The Freemasons has opened its doors to transgender women – or men – who have undergone gender reassignment surgery.
The infamous secret society issued new guidance this week, saying that women are now allowed to join the brotherhood and wear skirts if they wish.
Dailymail.co.uk reports: The Freemasons have told their 200,000 members that ‘a Freemason who after initiation ceases to be a man does not cease to be a Freemason’.
The organisation’s gender reassignment guidance – which was issued to the brotherhood on July 17 – also said that a woman who had become a man may become a member.
Women who have not undergone reassignment surgery will still be exempt from Freemason membership, however.
In its new policy document, the policy also asks brethren to treat anyone going through gender reassignment with the ‘utmost compassion’ and support.
It reads: ‘It is important that any situation involving gender reassignment of a Freemason is treated with the utmost compassion and sensitivity and that the individual is supported throughout the process.
‘No candidate should be subjected to questions about their gender which could make them feel uncomfortable.’
Some traditions remain, however. When formally greeting fellow brethren, they must be called ‘Brother’.
If someone has changed gender to become a woman, they may be called by their female name such as ‘Brother Lucy’.

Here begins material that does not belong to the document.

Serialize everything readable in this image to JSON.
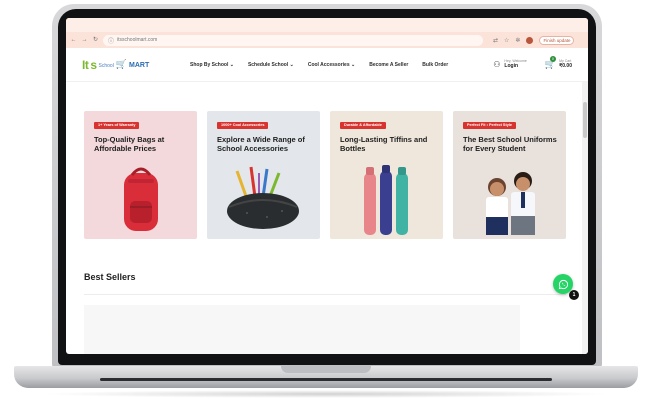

Earlier this week Edward Lord, who chairs the City of London’s establishment committee and who identifies as ‘non-binary’, was condemned as a hypocrite on social media for playing an official role in Freemasonry.
One user wrote: ‘So does this mean you will be campaigning to allow women into the male lodges of the Freemasons as well. You know what with all spaces becoming mixed and all?’
Responding to allegations of hypocrisy, Edward Lord said: ‘It is something I continue to struggle with and continue to think about.
‘If it was entirely up to me I would change things, but you have to take 250,000 members with you.’
Currently, the Freemasons’s single-sex admissions policy is exempt from sex discrimination legislation but there is one loophole.
Under English law transgender people have a ‘protected characteristic’ and can go into any single sex space.
The Gender Recognition Act of 2004 and the Equality Act of 2010 stops Freemasons from excluding transgender men and women.